early New Yorkers in stocks

Print depicting early New Yorkers in stocks via the NYPL digital gallery.

Of which there are many, obviously. The one that impressed me the most is small but so telling: “In Boston, the first person to sit in the stocks as a punishment, was the carpenter who built them. When the magistrates saw Edward Palmer’s bill for material and labor of one pound 13 shillings, they fined him five pounds ‘and censured him to be set an hour in the stocks.'” They just couldn’t wait to use it. Apparently the populace was as excited about this stuff as the judges were; Cahill also reports that people standing in one of Boston’s first pillories — stocks are the feet-holders and pillories are the head and arm-holders — were “exposed to gross and cruel jeers from the multitude, who pelted them constantly with rotten eggs and every repulsive kind of garbage that could be collected.”

the ramen, the ramen, the ramen is on fire
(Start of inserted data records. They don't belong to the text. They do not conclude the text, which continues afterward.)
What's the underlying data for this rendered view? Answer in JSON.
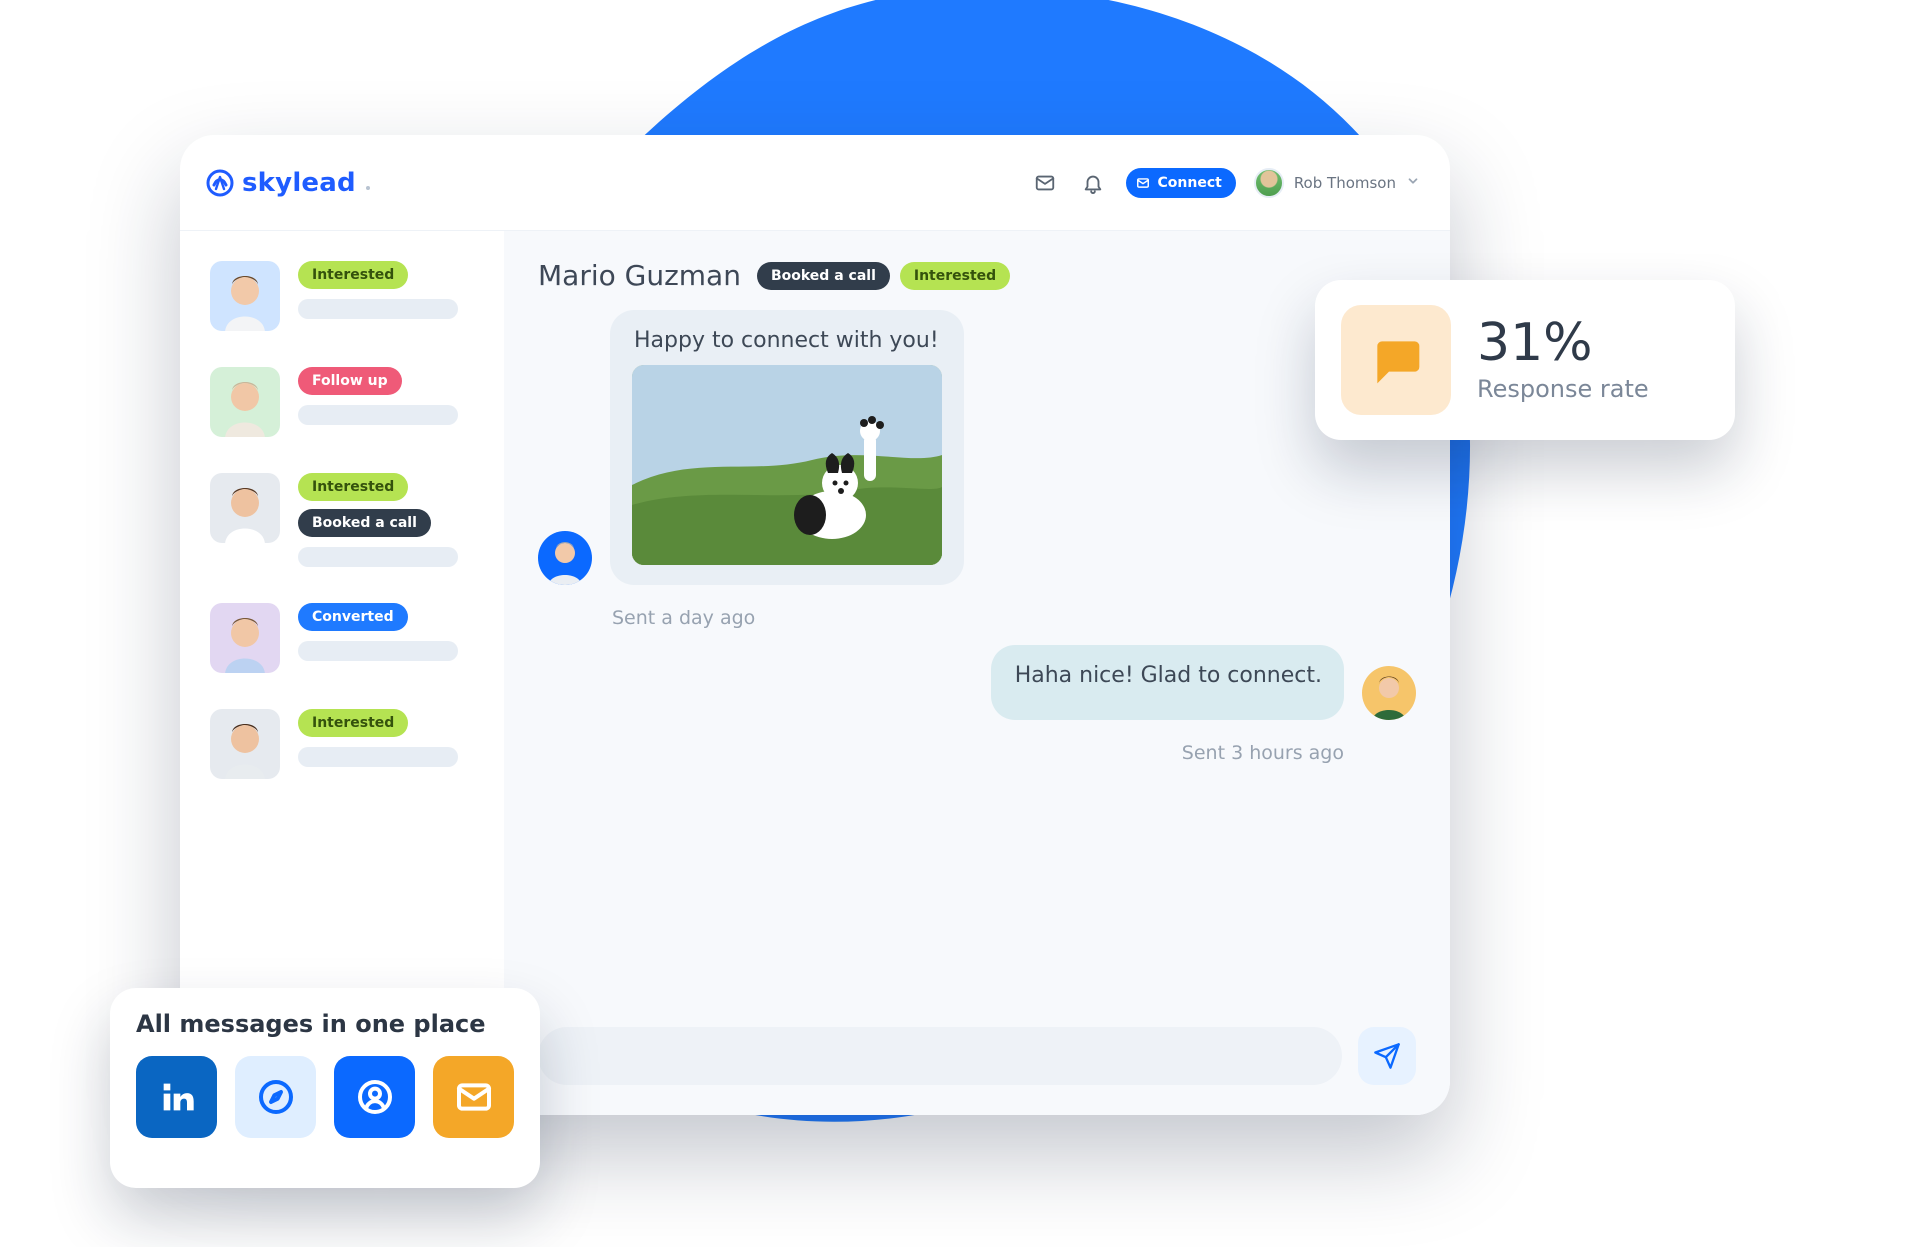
{
  "brand": {
    "name": "skylead"
  },
  "header": {
    "connect_label": "Connect",
    "user_name": "Rob Thomson"
  },
  "sidebar": {
    "items": [
      {
        "tags": [
          {
            "label": "Interested",
            "variant": "green"
          }
        ],
        "photo_tint": "bg-blue"
      },
      {
        "tags": [
          {
            "label": "Follow up",
            "variant": "red"
          }
        ],
        "photo_tint": "bg-green"
      },
      {
        "tags": [
          {
            "label": "Interested",
            "variant": "green"
          },
          {
            "label": "Booked a call",
            "variant": "dark"
          }
        ],
        "photo_tint": "bg-gray"
      },
      {
        "tags": [
          {
            "label": "Converted",
            "variant": "blue"
          }
        ],
        "photo_tint": "bg-purple"
      },
      {
        "tags": [
          {
            "label": "Interested",
            "variant": "green"
          }
        ],
        "photo_tint": "bg-gray"
      }
    ]
  },
  "chat": {
    "name": "Mario Guzman",
    "tags": [
      {
        "label": "Booked a call",
        "variant": "dark"
      },
      {
        "label": "Interested",
        "variant": "green"
      }
    ],
    "messages": [
      {
        "side": "left",
        "text": "Happy to connect with you!",
        "has_media": true,
        "meta": "Sent a day ago"
      },
      {
        "side": "right",
        "text": "Haha nice! Glad to connect.",
        "has_media": false,
        "meta": "Sent 3 hours ago"
      }
    ],
    "composer_placeholder": ""
  },
  "stat_card": {
    "value": "31%",
    "label": "Response rate"
  },
  "channels_card": {
    "title": "All messages in one place",
    "items": [
      {
        "name": "linkedin-icon"
      },
      {
        "name": "compass-icon"
      },
      {
        "name": "person-search-icon"
      },
      {
        "name": "mail-icon"
      }
    ]
  },
  "icons": {
    "mail": "mail-icon",
    "bell": "bell-icon",
    "chevron": "chevron-down-icon",
    "send": "send-icon",
    "chat": "chat-bubble-icon"
  }
}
Here’s a rare bit of Lunar Camel Co. news-gathering for you, last night I was having dinner at Chuko in Prospect Heights and it caught fire.

Chuko ramen fire

Not flaming fire, but it got very smoky and everyone had to go outside. I think everyone else had finished their dinner but not us! We’d inhaled an order of grilled shishito peppers (so good with lime and flaky salt) and an eggplant bun (crazy thing, tasted like a McDonald’s burger; I have not eaten one of those in at least twenty years but the taste is unmistakable) and our ramen had just arrived.

Chuko ramen fire

Chuko ramen fire

Our waiter half-jokingly suggested that we take our ramen outside but the bowls were hot so we left them behind. A difficult thing to do. It was kind of late (we’d arrived just in time to order before the kitchen closed at 10) and it was cold outside, and we got there late because we’d just smoked a bowl, and here was steaming hot, seemingly-lovely ramen. Fuck!

Chuko ramen fire

What an interesting picture we would’ve made, resolutely slurping our noodles on the sidewalk while the second, third, and fourth firetrucks arrived. Alas, we tipped our waiter and took off for Chavela’s, where we had a second round of appetizers, a couple of margaritas, and, at last, dinner (chilaquiles x 2).

Chuko ramen fire

I took a sleep-break because I’m an old woman now but I awoke still in serious eating mode. Breakfast did not require planning because Party Lights played Montreal and brought back bagels from St-Viateur (délicieux!), but what am I going to eat for lunch and for tonight’s first and second dinner?

a Montreal bagel in Harlem